The MOJ reforms will lead to a loss of some low-end work for insurance law firms. There will be further consolidation in our market. FOIL is already seeing the number of member firms reducing as firms merge or pull out of the sector.
The impact of the Jackson Review is much harder to predict. Lord Justice Jackson is still in the consultation phase of his report. He is giving very little away.
Based solely on the level of discussion at meetings, the likely change would appear to be the application of a fixed fee costs regime to all fast track personal injury work as envisaged by Lord Woolf over a decade ago.
The prospect of one-way costs shifting also needs to be considered.

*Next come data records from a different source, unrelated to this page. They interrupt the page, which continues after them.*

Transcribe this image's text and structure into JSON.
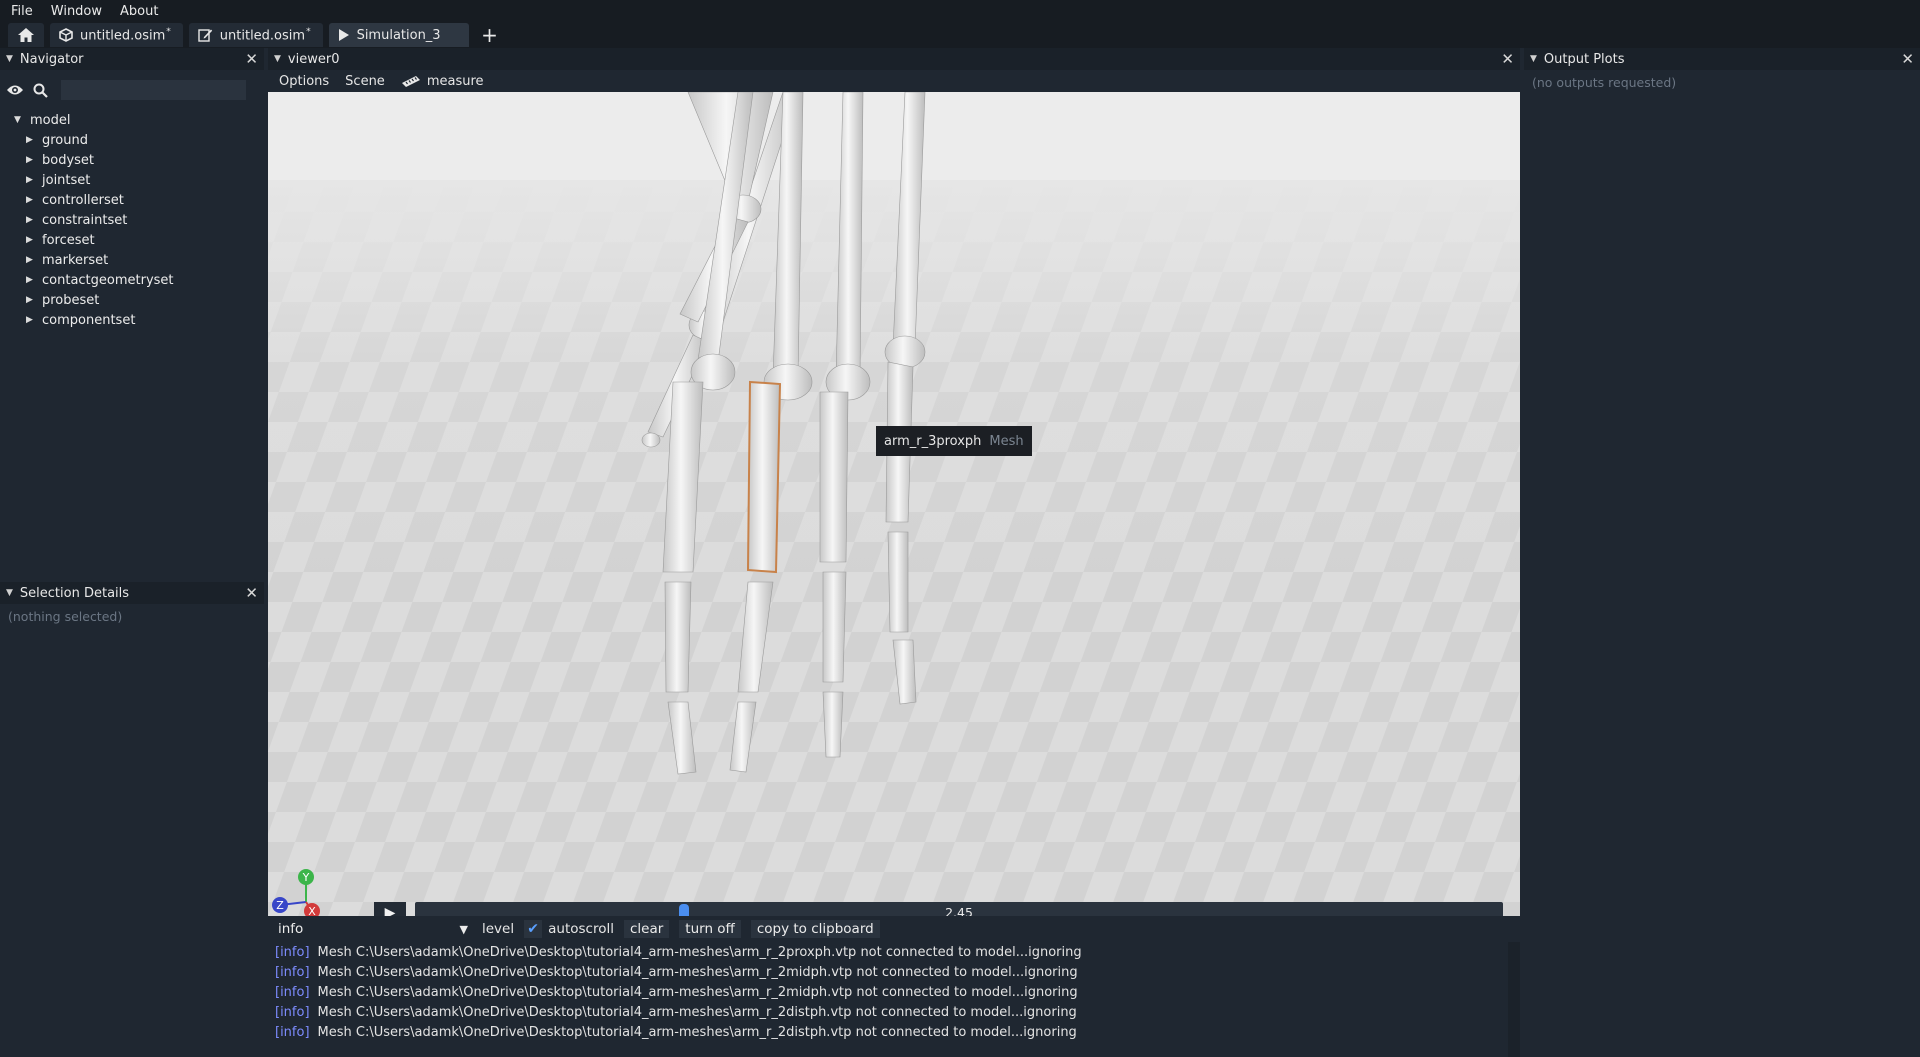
{
  "menu": {
    "items": [
      "File",
      "Window",
      "About"
    ]
  },
  "tabs": [
    {
      "label": "untitled.osim",
      "modified": "*",
      "icon": "cube-icon"
    },
    {
      "label": "untitled.osim",
      "modified": "*",
      "icon": "edit-icon"
    },
    {
      "label": "Simulation_3",
      "modified": "",
      "icon": "play-icon"
    }
  ],
  "navigator": {
    "title": "Navigator",
    "search_placeholder": "",
    "root": "model",
    "children": [
      "ground",
      "bodyset",
      "jointset",
      "controllerset",
      "constraintset",
      "forceset",
      "markerset",
      "contactgeometryset",
      "probeset",
      "componentset"
    ]
  },
  "selection": {
    "title": "Selection Details",
    "empty_text": "(nothing selected)"
  },
  "viewer": {
    "title": "viewer0",
    "toolbar": {
      "options": "Options",
      "scene": "Scene",
      "measure": "measure"
    },
    "tooltip": {
      "name": "arm_r_3proxph",
      "type": "Mesh"
    },
    "axes": {
      "y": "Y",
      "z": "Z",
      "x": "X"
    },
    "playback": {
      "time": "2.45",
      "progress": 0.245
    }
  },
  "output": {
    "title": "Output Plots",
    "empty_text": "(no outputs requested)"
  },
  "log": {
    "level": "info",
    "level_label": "level",
    "autoscroll": "autoscroll",
    "clear": "clear",
    "turn_off": "turn off",
    "copy": "copy to clipboard",
    "lines": [
      {
        "lvl": "[info]",
        "text": "Mesh C:\\Users\\adamk\\OneDrive\\Desktop\\tutorial4_arm-meshes\\arm_r_2proxph.vtp not connected to model...ignoring"
      },
      {
        "lvl": "[info]",
        "text": "Mesh C:\\Users\\adamk\\OneDrive\\Desktop\\tutorial4_arm-meshes\\arm_r_2midph.vtp not connected to model...ignoring"
      },
      {
        "lvl": "[info]",
        "text": "Mesh C:\\Users\\adamk\\OneDrive\\Desktop\\tutorial4_arm-meshes\\arm_r_2midph.vtp not connected to model...ignoring"
      },
      {
        "lvl": "[info]",
        "text": "Mesh C:\\Users\\adamk\\OneDrive\\Desktop\\tutorial4_arm-meshes\\arm_r_2distph.vtp not connected to model...ignoring"
      },
      {
        "lvl": "[info]",
        "text": "Mesh C:\\Users\\adamk\\OneDrive\\Desktop\\tutorial4_arm-meshes\\arm_r_2distph.vtp not connected to model...ignoring"
      }
    ]
  },
  "colors": {
    "background": "#1f2731",
    "accent": "#4a8ef0",
    "selection_outline": "#c8824a",
    "axis_y": "#3cb54a",
    "axis_x": "#d23a3a",
    "axis_z": "#3846c8"
  }
}
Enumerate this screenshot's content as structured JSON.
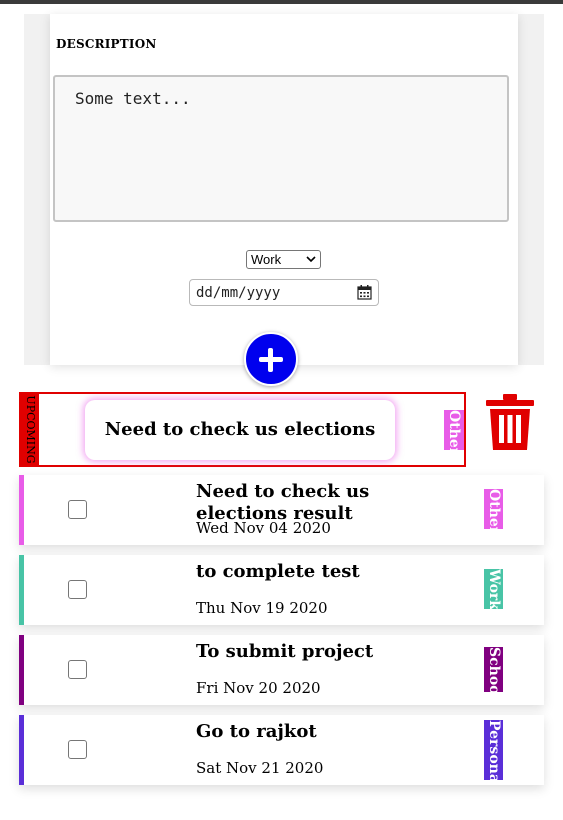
{
  "form": {
    "description_label": "DESCRIPTION",
    "description_value": "Some text...",
    "category_selected": "Work",
    "date_placeholder": "dd/mm/yyyy"
  },
  "dragging": {
    "status_label": "UPCOMING",
    "status_color": "#e00000",
    "title": "Need to check us elections result",
    "category": "Other",
    "category_color": "#e85ce8"
  },
  "todos": [
    {
      "title": "Need to check us elections result",
      "date": "Wed Nov 04 2020",
      "category": "Other",
      "color": "#e85ce8"
    },
    {
      "title": "to complete test",
      "date": "Thu Nov 19 2020",
      "category": "Work",
      "color": "#48c4a6"
    },
    {
      "title": "To submit project",
      "date": "Fri Nov 20 2020",
      "category": "School",
      "color": "#800080"
    },
    {
      "title": "Go to rajkot",
      "date": "Sat Nov 21 2020",
      "category": "Personal",
      "color": "#5a2ed8"
    }
  ],
  "colors": {
    "add_button": "#0000ee",
    "trash": "#e00000"
  },
  "icons": {
    "add": "plus-icon",
    "delete": "trash-icon",
    "calendar": "calendar-icon",
    "select": "chevron-down-icon"
  }
}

Fixed costs would offer no challenges for insurance law firms. The model is well established on the defendant side of the fence. It will present far greater challenges to the claimant community who still proceed on hourly rates and a different business model.
It is much harder to predict the impact of one-way costs shifting. It is said that this will encourage a ‘have a go’ culture in which case claimants will be issuing more proceedings and there will be more work for insurance Law firms. However there is very little history to go on.
There was a ‘have a go’ culture when legal aid was available (in effect one-way costs shifting) but at the same time there was the £2,500 CRU amnesty.
The will be no such get-out this time. It may well be that there is more litigation but it does not get as far with claimants discontinuing once the insurer’s resolve has been tested.
However what is clear is that Lord Justice Jackson is keen to reduce the cost of personal injury litigation.
So whether the dog that bites insurance law firms is the Legal Services Act, MOJ reforms or Jackson’s review doesn’t matter. Greater operational efficiency is the only effective defence to competition and the springboard to any opportunities.
Dan Cutts is vice-President of the Forum of Insurance Lawyers (FOIL) and director of insurance at Weightmans